Researchers cool semi membrane by laser interaction
January 24, 2012 // Nicolas Mokhoff
Researchers at the Niels Bohr Institute, University of Copenhagen, have discovered a new method for laser cooling semiconductor membranes-—by heating the membrane.
Researchers were able to experimentaly cool membrane fluctuations to minus 269 degrees C.
In the experiment a gallium arsenide semiconductor membrane with a thickness of 160 nanometers and a surface area of 1 x 1 mm was made to interact with the laser light in such a way that its mechanical movements affected the light that hit it.
"We carefully examined the physics and discovered that a certain oscillation mode of the membrane cooled from room temperature down to minus 269 degrees C, which was a result of the complex and fascinating interplay between the movement of the membrane, the properties of the semiconductor and the optical resonances,” explained Koji Usami, associate professor at Quantop at the Niels Bohr Institute, in a statement.
The experiment consisted of shining the laser light onto the nanomembrane in a vacuum chamber. When the laser light hits the semiconductor membrane, some of the light is reflected and the light is reflected back again via a mirror in the experiment so that the light flies back and forth in this space and forms an optical resonator. Some of the light is absorbed by the membrane and releases free electrons. The electrons decay and thereby heat the membrane and this gives a thermal expansion. In this way the distance between the membrane and the mirror is constantly changed in the form of a fluctuation, according to Usami.
"The paradox is that even though the membrane as a whole is getting a little bit warmer, the membrane is cooled at a certain oscillation and the cooling can be controlled with laser light," said Usami.
Researchers believe that efficient cooling of mechanical fluctuations of semiconducting nanomembranes by means of light could lead to the development of new sensors for electric current and mechanical forces, and could replace expensive cryogenic cooling used today.
The experiment results are published in the scientific journal, Nature Physics.
Philips offloads LED lighting components unit for USD2.8bn
March 31, 2015

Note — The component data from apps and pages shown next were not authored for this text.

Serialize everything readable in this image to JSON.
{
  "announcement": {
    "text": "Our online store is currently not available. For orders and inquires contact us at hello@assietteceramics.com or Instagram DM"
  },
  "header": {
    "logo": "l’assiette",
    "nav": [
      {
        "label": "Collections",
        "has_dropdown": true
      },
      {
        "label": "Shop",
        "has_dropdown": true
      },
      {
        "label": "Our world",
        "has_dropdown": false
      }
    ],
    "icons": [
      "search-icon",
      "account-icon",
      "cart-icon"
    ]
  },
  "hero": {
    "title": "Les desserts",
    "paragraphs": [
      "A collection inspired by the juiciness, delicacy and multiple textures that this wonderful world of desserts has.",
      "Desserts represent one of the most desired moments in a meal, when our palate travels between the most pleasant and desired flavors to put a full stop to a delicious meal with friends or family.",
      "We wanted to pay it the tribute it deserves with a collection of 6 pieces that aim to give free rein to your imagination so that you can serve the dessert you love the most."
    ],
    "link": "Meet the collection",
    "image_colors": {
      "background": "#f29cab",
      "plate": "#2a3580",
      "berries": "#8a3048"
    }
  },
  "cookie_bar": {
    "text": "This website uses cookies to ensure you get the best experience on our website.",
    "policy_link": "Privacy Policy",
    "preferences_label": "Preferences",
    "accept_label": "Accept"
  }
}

Philips has agreed to sell an 80.1 percent stake in the company's lighting components division for $2.8 billion to Go Scale ...
Imec and sureCore partners on 28nm SRAM
Analysts cool on Intel/Altera combo
A new candidate for ultra-thin optoelectronics: DNA-peptide
KIT, Schaeffler optimise power steering for electric cars
Never lose track of things
March 30, 2015
This month, DecaWave is offering EETimes Europe's readers the chance to win two TREK1000 kits to evaluate its Ultra-Wideband ...
Europe leads PV uptake charts as global growth continues
Graphene's first commercial success: energy-saving light bulbs?
Nanolaser enables on-chip photonics
- New Linear Regulators Solve Old Problems
- Intelligent Over Temperature Protection for LED Lighting Applications
- Intel helps to Turbocharge Infotainment Systems Designs
- High Performance Portable DC Bench Power Supply: Save Money and Free Up Bench Real Estate by Building Your Own
InterviewInfineon: CAN FD success goes at the expense of FlexRay
The faster version of the venerable CAN bus, CAN FD is currently taking off at several carmakers. Infineon's Thomas Böhm, Head of Body / Automotive, believes this could well go at the expense of FlexRay. ...
Filter WizardCheck out the Filter Wizard Series of articles by Filter Guru Kendall Castor-Perry which provide invaluable practical Analog Design guidelines.
Linear video channel
READER OFFERRead more
This month, DecaWave is offering EETimes Europe's readers the chance to win two TREK1000 kits to evaluate its Ultra-Wideband (UWB) indoor location and communication DW1000 chip in different real-time location system topologies.
Worth €947, the kit allow designers to prove a concept within hours and have a prototype ready in days. Based on the two-way ranging scheme, the kit lets you test...MORE INFO AND LAST MONTH' WINNERS...
December 15, 2011 | Texas instruments | 222901974
Unique Ser/Des technology supports encrypted video and audio content with full duplex bi-directional control channel over a single wire interface.